AbstractBackground and Purpose—
Inflammation and thrombosis currently are recognized as critical contributors to the pathogenesis of ischemic stroke. CD147 (cluster of differentiation 147), also known as extracellular matrix metalloproteinase inducer, can function as a key mediator of inflammatory and immune responses. CD147 expression is increased in the brain after cerebral ischemia, but its role in the pathogenesis of ischemic stroke remains unknown. In this study, we show that CD147 acts as a key player in ischemic stroke by driving thrombotic and inflammatory responses.Methods—
Focal cerebral ischemia was induced in C57BL/6 mice by a 60-minute transient middle cerebral artery occlusion. Animals were treated with anti-CD147 function–blocking antibody (αCD147) or isotype control antibody. Blood–brain barrier permeability, thrombus formation, and microvascular patency were assessed 24 hours after ischemia.

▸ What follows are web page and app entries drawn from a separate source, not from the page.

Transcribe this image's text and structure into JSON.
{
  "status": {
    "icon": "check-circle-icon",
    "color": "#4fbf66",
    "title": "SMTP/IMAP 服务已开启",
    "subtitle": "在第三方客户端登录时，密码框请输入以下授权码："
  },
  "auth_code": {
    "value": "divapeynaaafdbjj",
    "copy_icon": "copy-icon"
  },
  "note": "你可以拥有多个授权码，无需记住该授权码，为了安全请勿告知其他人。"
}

Infarct size, neurological deficits, and inflammatory cells invaded in the brain were assessed 72 hours after ischemia.Results—
CD147 expression was rapidly increased in ischemic brain endothelium after transient middle cerebral artery occlusion. Inhibition of CD147 reduced infarct size and improved functional outcome on day 3 after transient middle cerebral artery occlusion. The neuroprotective effects were associated with (1) prevented blood–brain barrier damage, (2) decreased intravascular fibrin and platelet deposition, which in turn reduced thrombosis and increased cerebral perfusion, and (3) reduced brain inflammatory cell infiltration. The underlying mechanism may include reduced NF-κB (nuclear factor κB) activation, MMP-9 (matrix metalloproteinase-9) activity, and PAI-1 (plasminogen activator inhibitor-1) expression in brain microvascular endothelial cells.Conclusions—
Inhibition of CD147 ameliorates acute ischemic stroke by reducing thromboinflammation. CD147 might represent a novel and promising therapeutic target for ischemic stroke and possibly other thromboinflammatory disorders.